Infectious Diseases: Annual Review of Significant Publications

Author Affiliations


Arch Intern Med. 1962;109(1):60-96. doi:10.1001/archinte.1962.03620130062010

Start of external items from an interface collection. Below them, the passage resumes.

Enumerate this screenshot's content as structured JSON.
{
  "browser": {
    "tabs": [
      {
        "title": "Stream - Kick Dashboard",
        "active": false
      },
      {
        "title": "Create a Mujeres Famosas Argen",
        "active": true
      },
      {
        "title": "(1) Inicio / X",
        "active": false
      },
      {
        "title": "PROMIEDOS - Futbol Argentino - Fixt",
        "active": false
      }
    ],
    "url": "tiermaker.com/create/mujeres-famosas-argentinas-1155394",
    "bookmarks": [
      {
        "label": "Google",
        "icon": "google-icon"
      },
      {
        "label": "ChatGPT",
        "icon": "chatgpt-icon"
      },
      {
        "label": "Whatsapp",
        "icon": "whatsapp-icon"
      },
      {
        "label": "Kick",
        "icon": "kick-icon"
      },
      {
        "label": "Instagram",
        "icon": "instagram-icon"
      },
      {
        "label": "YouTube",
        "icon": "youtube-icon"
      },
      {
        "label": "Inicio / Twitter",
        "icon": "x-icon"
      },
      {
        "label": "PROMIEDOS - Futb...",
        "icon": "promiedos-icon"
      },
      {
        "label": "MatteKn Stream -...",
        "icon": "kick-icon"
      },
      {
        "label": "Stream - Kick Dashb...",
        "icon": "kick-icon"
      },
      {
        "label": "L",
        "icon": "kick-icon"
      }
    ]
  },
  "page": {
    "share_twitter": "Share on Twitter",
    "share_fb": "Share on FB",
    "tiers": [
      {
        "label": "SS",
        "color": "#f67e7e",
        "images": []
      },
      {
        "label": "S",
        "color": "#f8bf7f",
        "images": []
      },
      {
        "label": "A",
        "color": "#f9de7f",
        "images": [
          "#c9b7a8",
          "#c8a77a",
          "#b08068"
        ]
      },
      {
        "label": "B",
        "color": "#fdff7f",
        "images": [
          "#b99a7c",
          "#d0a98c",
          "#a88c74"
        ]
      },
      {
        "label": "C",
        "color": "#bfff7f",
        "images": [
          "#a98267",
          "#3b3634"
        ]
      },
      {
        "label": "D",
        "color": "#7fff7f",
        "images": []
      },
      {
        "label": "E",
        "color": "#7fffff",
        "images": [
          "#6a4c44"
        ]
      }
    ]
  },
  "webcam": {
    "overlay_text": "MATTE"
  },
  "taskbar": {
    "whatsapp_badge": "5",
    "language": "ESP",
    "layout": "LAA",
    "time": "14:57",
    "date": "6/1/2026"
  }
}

During the past year, as in recent ones, the amount of space in this review apportioned to viral and bacillary diseases, staphylococcal infections, and antimicrobics reflects the predominant interest in these subjects. The death rate of tuberculosis was the lowest ever recorded. Poliomyelitis reached its least incidence in 21 years. Pneumonias have increased somewhat in numbers since 1950, as have venereal diseases and streptococcal infections. Attempts are under way to simplify the nomenclature of the many newly discovered entero- and rhino-viruses, and of other exotic ones. The relative merits of polio vaccines were tested, and a logical procedure for preventing tetanus was proposed. Criticism of indiscriminate antimicrobic prophylaxis and therapy continued. Several new antimicrobics appeared. Emphasis was renewed on the importance of preventing infections by the enhancement of host-resistance to infections, and on the management of the shock-like event so often the cause of death. Microbes, formerly of no great